One of the emails purports to be an offer for a Kohl’s loyalty program with a pricy Le Creuset dutch oven as a reward.

Another offer pretends to be from Dick’s Sporting Goods promising an expensive Yeti cooler to entice you to click a link.

Another phony offer uses the Costco logo to entice you to click on a marketing survey to win $90.

An impostor using CVS asks you to share your pharmacy experience for a cash reward.

The Federal Trade Commission says scammers send thousands of these phishing attacks per day. They make changes to messages hoping to convince.

“Scammers are using any way they can to get your attention,” says Tiffany Schultz, Better Business Bureau of Wisconsin.

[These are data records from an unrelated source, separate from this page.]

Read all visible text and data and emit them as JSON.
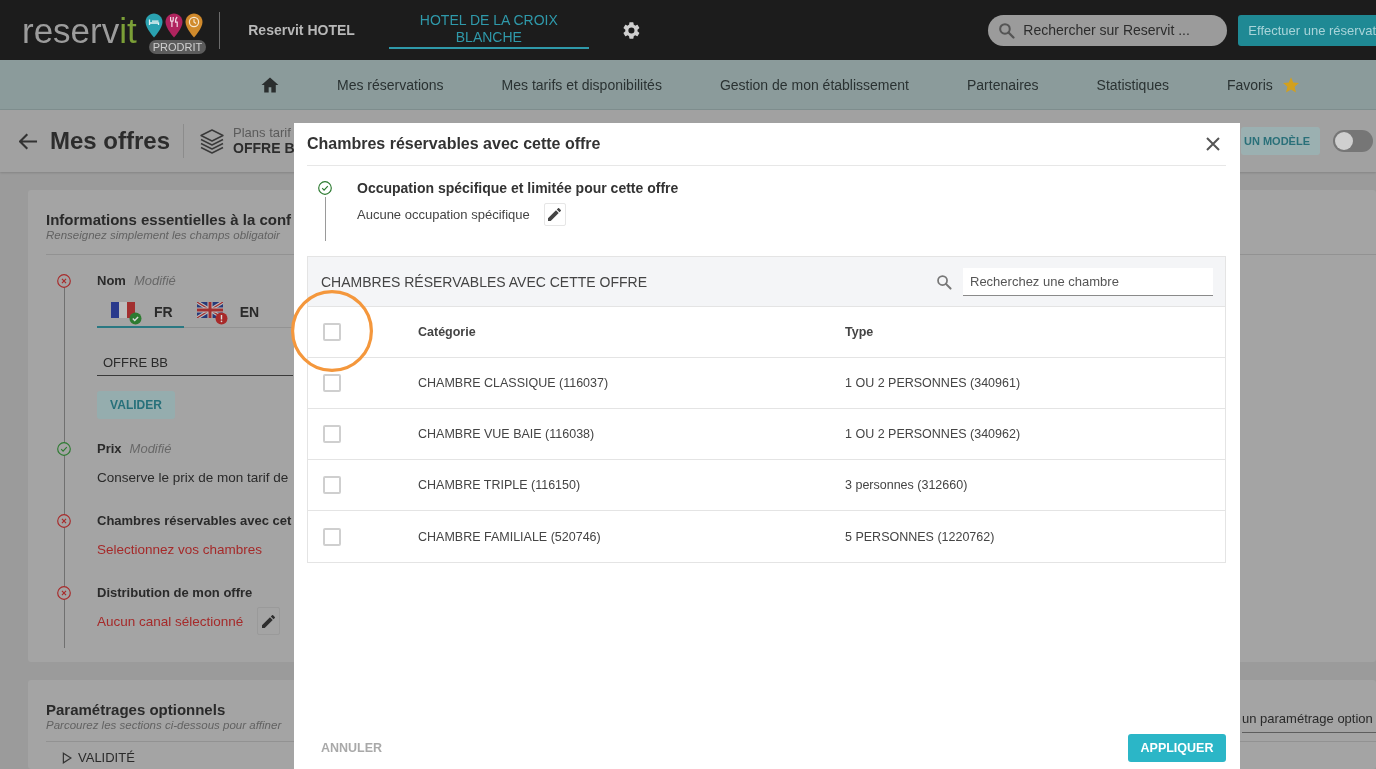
{
  "top_bar": {
    "logo": {
      "text": "reservit",
      "tag": "PRODRIT"
    },
    "account": "Reservit HOTEL",
    "hotel": "HOTEL DE LA CROIX BLANCHE",
    "search": {
      "placeholder": "Rechercher sur Reservit ..."
    },
    "action_button": "Effectuer une réservat"
  },
  "nav": {
    "items": [
      {
        "label": "Mes réservations",
        "kind": "link"
      },
      {
        "label": "Mes tarifs et disponibilités",
        "kind": "link"
      },
      {
        "label": "Gestion de mon établissement",
        "kind": "link"
      },
      {
        "label": "Partenaires",
        "kind": "link"
      },
      {
        "label": "Statistiques",
        "kind": "link"
      },
      {
        "label": "Favoris",
        "kind": "favorites"
      }
    ]
  },
  "page_header": {
    "title": "Mes offres",
    "plan_label": "Plans tarif",
    "plan_name": "OFFRE B",
    "template_button": "UN MODÈLE",
    "toggle": {
      "on": false
    }
  },
  "essentials": {
    "title": "Informations essentielles à la conf",
    "subtitle": "Renseignez simplement les champs obligatoir",
    "steps": [
      {
        "kind": "name",
        "valid": false,
        "label": "Nom",
        "note": "Modifié",
        "languages": [
          {
            "code": "FR",
            "kind": "fr",
            "valid": true,
            "selected": true
          },
          {
            "code": "EN",
            "kind": "uk",
            "valid": false,
            "selected": false
          }
        ],
        "value": "OFFRE BB",
        "button": "VALIDER"
      },
      {
        "kind": "text",
        "valid": true,
        "label": "Prix",
        "note": "Modifié",
        "text": "Conserve le prix de mon tarif de",
        "editable": false
      },
      {
        "kind": "text",
        "valid": false,
        "label": "Chambres réservables avec cet",
        "text": "Selectionnez vos chambres",
        "editable": false
      },
      {
        "kind": "text",
        "valid": false,
        "label": "Distribution de mon offre",
        "text": "Aucun canal sélectionné",
        "editable": true
      }
    ]
  },
  "optional": {
    "title": "Paramétrages optionnels",
    "subtitle": "Parcourez les sections ci-dessous pour affiner",
    "add": {
      "placeholder": "un paramétrage option"
    },
    "sections": [
      {
        "label": "VALIDITÉ",
        "expanded": false
      }
    ]
  },
  "modal": {
    "title": "Chambres réservables avec cette offre",
    "occupancy": {
      "valid": true,
      "title": "Occupation spécifique et limitée pour cette offre",
      "text": "Aucune occupation spécifique"
    },
    "rooms": {
      "heading": "CHAMBRES RÉSERVABLES AVEC CETTE OFFRE",
      "search": {
        "placeholder": "Recherchez une chambre"
      },
      "select_all": {
        "checked": false,
        "highlighted": true
      },
      "columns": [
        "Catégorie",
        "Type"
      ],
      "rows": [
        {
          "category": "CHAMBRE CLASSIQUE (116037)",
          "type": "1 OU 2 PERSONNES (340961)",
          "checked": false
        },
        {
          "category": "CHAMBRE VUE BAIE (116038)",
          "type": "1 OU 2 PERSONNES (340962)",
          "checked": false
        },
        {
          "category": "CHAMBRE TRIPLE (116150)",
          "type": "3 personnes (312660)",
          "checked": false
        },
        {
          "category": "CHAMBRE FAMILIALE (520746)",
          "type": "5 PERSONNES (1220762)",
          "checked": false
        }
      ]
    },
    "cancel_button": "ANNULER",
    "apply_button": "APPLIQUER"
  }
}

Never click on these links. Schultz explains how to spot a fake.

“All you have to do is look in the email address. You can actually hover over the email address. If it’s coming from Amazon or Kohl’s or Dick’s Sporting Goods, it’s going to be something like info@kohls info@dickssportinggoods, not a bunch of gibberish. These promotions that are being sent to you via email are actually phishing attempts designed to get your personal information, or they could possibly be downloading malware or spyware to your device once you click on that link. So if you get something like this and it’s not coming from a legitimate retailer, go ahead and delete it and don’t even open it,” Schultz says.

Dick’s Sporting Goods is trying to get ahead of the scammers with a warning on the retailer’s website.

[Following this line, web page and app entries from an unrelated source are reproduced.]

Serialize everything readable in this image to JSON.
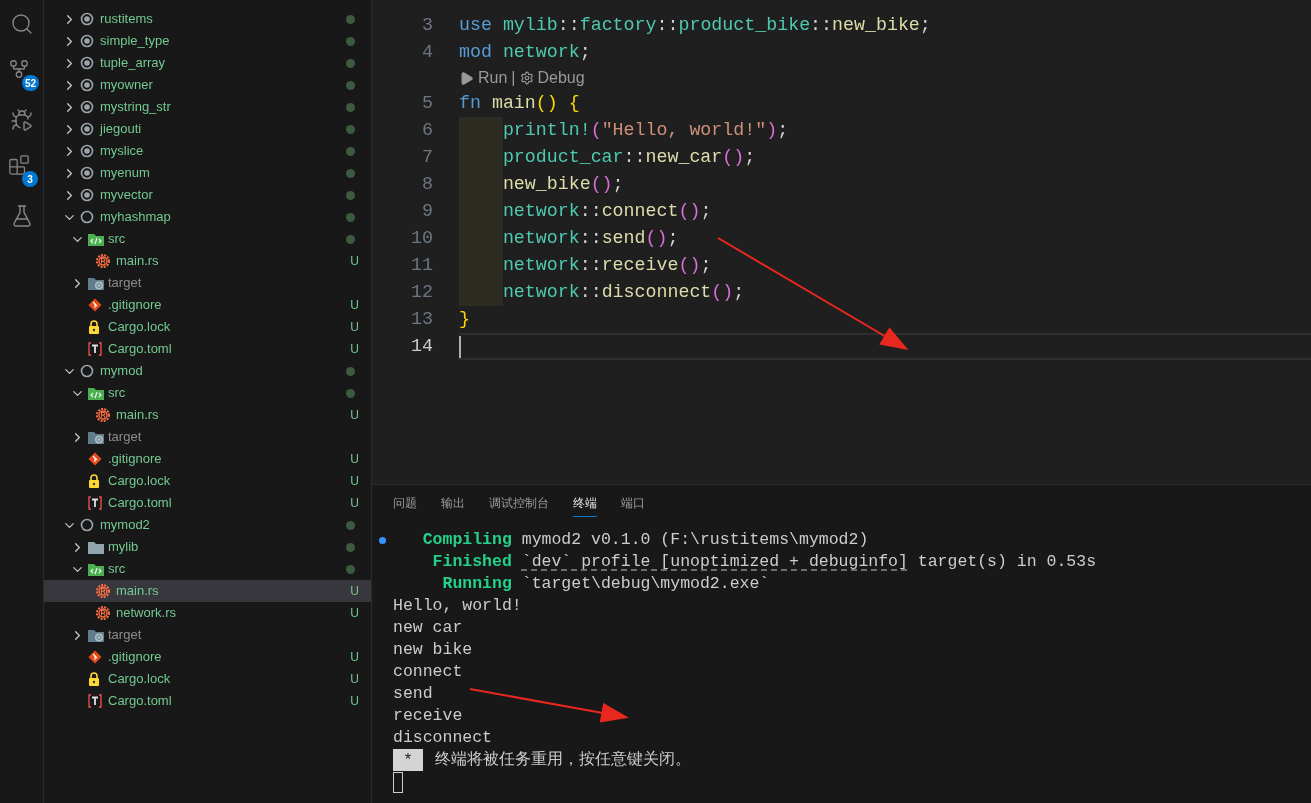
{
  "activity_bar": [
    {
      "kind": "search"
    },
    {
      "kind": "source-control",
      "badge": "52"
    },
    {
      "kind": "run-debug"
    },
    {
      "kind": "extensions",
      "badge": "3"
    },
    {
      "kind": "testing"
    }
  ],
  "explorer": {
    "items": [
      {
        "name": "rustitems",
        "kind": "project",
        "expanded": false,
        "modified": true,
        "selected": false
      },
      {
        "name": "simple_type",
        "kind": "project",
        "expanded": false,
        "modified": true,
        "selected": false
      },
      {
        "name": "tuple_array",
        "kind": "project",
        "expanded": false,
        "modified": true,
        "selected": false
      },
      {
        "name": "myowner",
        "kind": "project",
        "expanded": false,
        "modified": true,
        "selected": false
      },
      {
        "name": "mystring_str",
        "kind": "project",
        "expanded": false,
        "modified": true,
        "selected": false
      },
      {
        "name": "jiegouti",
        "kind": "project",
        "expanded": false,
        "modified": true,
        "selected": false
      },
      {
        "name": "myslice",
        "kind": "project",
        "expanded": false,
        "modified": true,
        "selected": false
      },
      {
        "name": "myenum",
        "kind": "project",
        "expanded": false,
        "modified": true,
        "selected": false
      },
      {
        "name": "myvector",
        "kind": "project",
        "expanded": false,
        "modified": true,
        "selected": false
      },
      {
        "name": "myhashmap",
        "kind": "project",
        "expanded": true,
        "modified": true,
        "selected": false,
        "children": [
          {
            "name": "src",
            "kind": "src-folder",
            "expanded": true,
            "modified": true,
            "selected": false,
            "children": [
              {
                "name": "main.rs",
                "kind": "rust",
                "status": "U",
                "modified": false,
                "selected": false
              }
            ]
          },
          {
            "name": "target",
            "kind": "target-folder",
            "expanded": false,
            "ignored": true,
            "modified": false,
            "selected": false
          },
          {
            "name": ".gitignore",
            "kind": "git",
            "status": "U",
            "modified": false,
            "selected": false
          },
          {
            "name": "Cargo.lock",
            "kind": "lock",
            "status": "U",
            "modified": false,
            "selected": false
          },
          {
            "name": "Cargo.toml",
            "kind": "toml",
            "status": "U",
            "modified": false,
            "selected": false
          }
        ]
      },
      {
        "name": "mymod",
        "kind": "project",
        "expanded": true,
        "modified": true,
        "selected": false,
        "children": [
          {
            "name": "src",
            "kind": "src-folder",
            "expanded": true,
            "modified": true,
            "selected": false,
            "children": [
              {
                "name": "main.rs",
                "kind": "rust",
                "status": "U",
                "modified": false,
                "selected": false
              }
            ]
          },
          {
            "name": "target",
            "kind": "target-folder",
            "expanded": false,
            "ignored": true,
            "modified": false,
            "selected": false
          },
          {
            "name": ".gitignore",
            "kind": "git",
            "status": "U",
            "modified": false,
            "selected": false
          },
          {
            "name": "Cargo.lock",
            "kind": "lock",
            "status": "U",
            "modified": false,
            "selected": false
          },
          {
            "name": "Cargo.toml",
            "kind": "toml",
            "status": "U",
            "modified": false,
            "selected": false
          }
        ]
      },
      {
        "name": "mymod2",
        "kind": "project",
        "expanded": true,
        "modified": true,
        "selected": false,
        "children": [
          {
            "name": "mylib",
            "kind": "folder",
            "expanded": false,
            "modified": true,
            "selected": false
          },
          {
            "name": "src",
            "kind": "src-folder",
            "expanded": true,
            "modified": true,
            "selected": false,
            "children": [
              {
                "name": "main.rs",
                "kind": "rust",
                "status": "U",
                "modified": false,
                "selected": true
              },
              {
                "name": "network.rs",
                "kind": "rust",
                "status": "U",
                "modified": false,
                "selected": false
              }
            ]
          },
          {
            "name": "target",
            "kind": "target-folder",
            "expanded": false,
            "ignored": true,
            "modified": false,
            "selected": false
          },
          {
            "name": ".gitignore",
            "kind": "git",
            "status": "U",
            "modified": false,
            "selected": false
          },
          {
            "name": "Cargo.lock",
            "kind": "lock",
            "status": "U",
            "modified": false,
            "selected": false
          },
          {
            "name": "Cargo.toml",
            "kind": "toml",
            "status": "U",
            "modified": false,
            "selected": false
          }
        ]
      }
    ]
  },
  "editor": {
    "lines": [
      {
        "kind": "code",
        "number": "3",
        "selected": false,
        "tokens": [
          {
            "kind": "keyword",
            "text": "use "
          },
          {
            "kind": "module",
            "text": "mylib"
          },
          {
            "kind": "punct",
            "text": "::"
          },
          {
            "kind": "module",
            "text": "factory"
          },
          {
            "kind": "punct",
            "text": "::"
          },
          {
            "kind": "module",
            "text": "product_bike"
          },
          {
            "kind": "punct",
            "text": "::"
          },
          {
            "kind": "function",
            "text": "new_bike"
          },
          {
            "kind": "punct",
            "text": ";"
          }
        ]
      },
      {
        "kind": "code",
        "number": "4",
        "selected": false,
        "tokens": [
          {
            "kind": "keyword",
            "text": "mod "
          },
          {
            "kind": "module",
            "text": "network"
          },
          {
            "kind": "punct",
            "text": ";"
          }
        ]
      },
      {
        "kind": "codelens",
        "run": "Run",
        "separator": "|",
        "debug": "Debug"
      },
      {
        "kind": "code",
        "number": "5",
        "selected": false,
        "tokens": [
          {
            "kind": "keyword",
            "text": "fn "
          },
          {
            "kind": "function",
            "text": "main"
          },
          {
            "kind": "bracket",
            "text": "() {"
          }
        ]
      },
      {
        "kind": "code",
        "number": "6",
        "selected": false,
        "indented": true,
        "tokens": [
          {
            "kind": "module",
            "text": "println!"
          },
          {
            "kind": "bracket2",
            "text": "("
          },
          {
            "kind": "string",
            "text": "\"Hello, world!\""
          },
          {
            "kind": "bracket2",
            "text": ")"
          },
          {
            "kind": "punct",
            "text": ";"
          }
        ]
      },
      {
        "kind": "code",
        "number": "7",
        "selected": false,
        "indented": true,
        "tokens": [
          {
            "kind": "module",
            "text": "product_car"
          },
          {
            "kind": "punct",
            "text": "::"
          },
          {
            "kind": "function",
            "text": "new_car"
          },
          {
            "kind": "bracket2",
            "text": "()"
          },
          {
            "kind": "punct",
            "text": ";"
          }
        ]
      },
      {
        "kind": "code",
        "number": "8",
        "selected": false,
        "indented": true,
        "tokens": [
          {
            "kind": "function",
            "text": "new_bike"
          },
          {
            "kind": "bracket2",
            "text": "()"
          },
          {
            "kind": "punct",
            "text": ";"
          }
        ]
      },
      {
        "kind": "code",
        "number": "9",
        "selected": false,
        "indented": true,
        "tokens": [
          {
            "kind": "module",
            "text": "network"
          },
          {
            "kind": "punct",
            "text": "::"
          },
          {
            "kind": "function",
            "text": "connect"
          },
          {
            "kind": "bracket2",
            "text": "()"
          },
          {
            "kind": "punct",
            "text": ";"
          }
        ]
      },
      {
        "kind": "code",
        "number": "10",
        "selected": false,
        "indented": true,
        "tokens": [
          {
            "kind": "module",
            "text": "network"
          },
          {
            "kind": "punct",
            "text": "::"
          },
          {
            "kind": "function",
            "text": "send"
          },
          {
            "kind": "bracket2",
            "text": "()"
          },
          {
            "kind": "punct",
            "text": ";"
          }
        ]
      },
      {
        "kind": "code",
        "number": "11",
        "selected": false,
        "indented": true,
        "tokens": [
          {
            "kind": "module",
            "text": "network"
          },
          {
            "kind": "punct",
            "text": "::"
          },
          {
            "kind": "function",
            "text": "receive"
          },
          {
            "kind": "bracket2",
            "text": "()"
          },
          {
            "kind": "punct",
            "text": ";"
          }
        ]
      },
      {
        "kind": "code",
        "number": "12",
        "selected": false,
        "indented": true,
        "tokens": [
          {
            "kind": "module",
            "text": "network"
          },
          {
            "kind": "punct",
            "text": "::"
          },
          {
            "kind": "function",
            "text": "disconnect"
          },
          {
            "kind": "bracket2",
            "text": "()"
          },
          {
            "kind": "punct",
            "text": ";"
          }
        ]
      },
      {
        "kind": "code",
        "number": "13",
        "selected": false,
        "tokens": [
          {
            "kind": "bracket",
            "text": "}"
          }
        ]
      },
      {
        "kind": "code",
        "number": "14",
        "selected": true
      }
    ]
  },
  "panel": {
    "tabs": [
      {
        "label": "问题",
        "selected": false
      },
      {
        "label": "输出",
        "selected": false
      },
      {
        "label": "调试控制台",
        "selected": false
      },
      {
        "label": "终端",
        "selected": true
      },
      {
        "label": "端口",
        "selected": false
      }
    ],
    "terminal": [
      {
        "kind": "output",
        "marker": true,
        "segments": [
          {
            "kind": "label",
            "text": "   Compiling"
          },
          {
            "kind": "text",
            "text": " mymod2 v0.1.0 (F:\\rustitems\\mymod2)"
          }
        ]
      },
      {
        "kind": "output",
        "marker": false,
        "segments": [
          {
            "kind": "label",
            "text": "    Finished "
          },
          {
            "kind": "link",
            "text": "`dev` profile [unoptimized + debuginfo]"
          },
          {
            "kind": "text",
            "text": " target(s) in 0.53s"
          }
        ]
      },
      {
        "kind": "output",
        "marker": false,
        "segments": [
          {
            "kind": "label",
            "text": "     Running"
          },
          {
            "kind": "text",
            "text": " `target\\debug\\mymod2.exe`"
          }
        ]
      },
      {
        "kind": "output",
        "marker": false,
        "segments": [
          {
            "kind": "text",
            "text": "Hello, world!"
          }
        ]
      },
      {
        "kind": "output",
        "marker": false,
        "segments": [
          {
            "kind": "text",
            "text": "new car"
          }
        ]
      },
      {
        "kind": "output",
        "marker": false,
        "segments": [
          {
            "kind": "text",
            "text": "new bike"
          }
        ]
      },
      {
        "kind": "output",
        "marker": false,
        "segments": [
          {
            "kind": "text",
            "text": "connect"
          }
        ]
      },
      {
        "kind": "output",
        "marker": false,
        "segments": [
          {
            "kind": "text",
            "text": "send"
          }
        ]
      },
      {
        "kind": "output",
        "marker": false,
        "segments": [
          {
            "kind": "text",
            "text": "receive"
          }
        ]
      },
      {
        "kind": "output",
        "marker": false,
        "segments": [
          {
            "kind": "text",
            "text": "disconnect"
          }
        ]
      },
      {
        "kind": "notice",
        "badge": "*",
        "text": "终端将被任务重用，按任意键关闭。"
      },
      {
        "kind": "cursor"
      }
    ]
  }
}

The company shares examples of scam emails and text messages.

So what if you fall for a phishing scam? If you suspect a scammer has your credit card, bank account, or social security number, you can find help at the government’s Identity Theft website.

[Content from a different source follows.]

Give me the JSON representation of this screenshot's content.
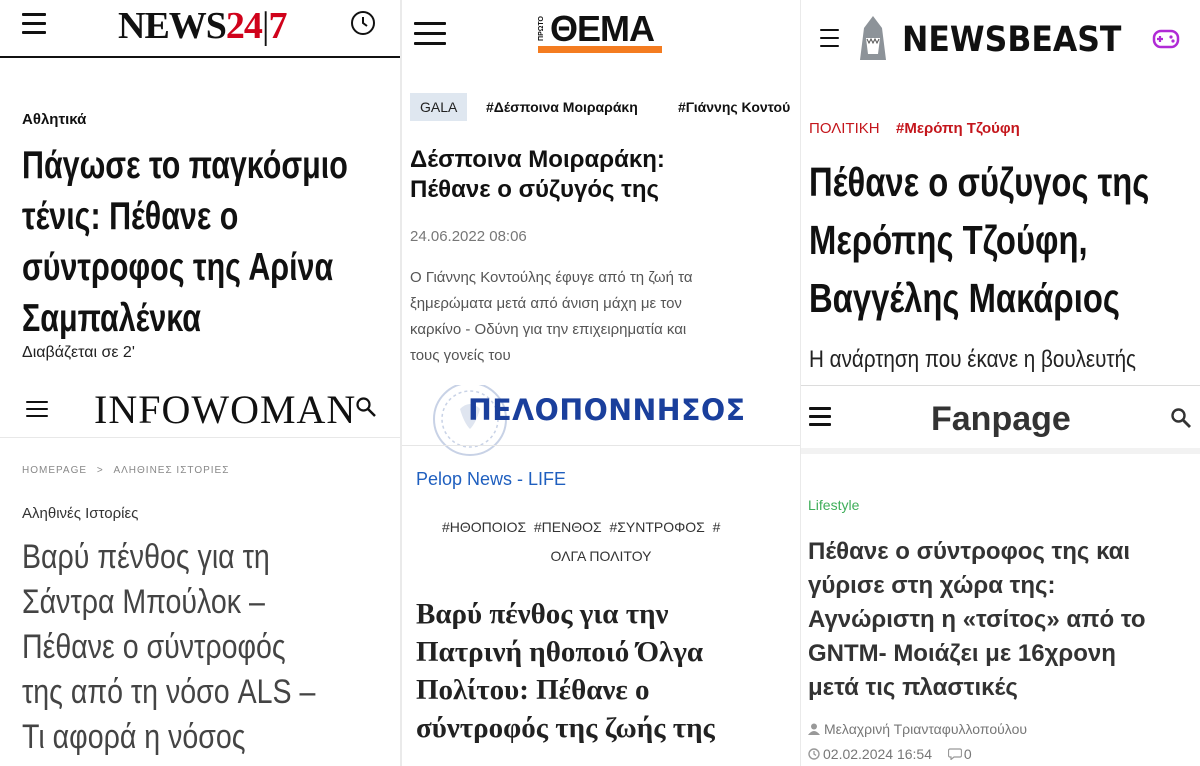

The website walks you through steps to follow based on the information you lost.

One victim thought he won a free product from Kohl’s and said he was asked for a credit card to pay for the shipping. He ended up getting a second charge for nearly $100.

If the offer seems too good to be true - especially if it’s free - it’s likely fake.